Purpose of review: Neuromuscular blocking agents (NMBAs) are part of the pharmaceutical arsenal employed to treat acute respiratory distress syndrome (ARDS). However, their use remains controversial because the potential benefits of these agents are counterbalanced by possible adverse effects. This review summarizes advantages and risks of NMBAs based on the most recent literature.
Recent findings: NMBAs have been shown to improve oxygenation during severe ARDS in three randomized controlled trials. The most recent results demonstrated that NMBAs decrease 90-day in-hospital mortality, particularly in the most hypoxaemic patients. NMBAs have not been shown to be an independent risk factor of neuromyopathy in most studies.
Summary: NMBAs are commonly used in ARDS (25-55% of patients), but the benefits and the risks of using these agents are controversial. Recent data suggest that a continuous infusion of cisatracurium during the first 48 h of ARDS, particularly for patients with a P(a)O(2)/F(i)O(2) ratio less than 120, can decrease 90-day in-hospital mortality.
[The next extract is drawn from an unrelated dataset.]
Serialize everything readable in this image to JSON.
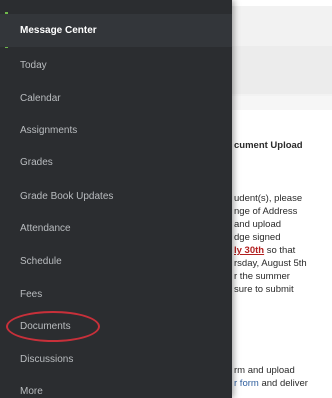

NMBAs do not appear to be an independent risk factor for ICU-acquired weakness if they are not given with corticosteroids or in patients with hyperglycaemia.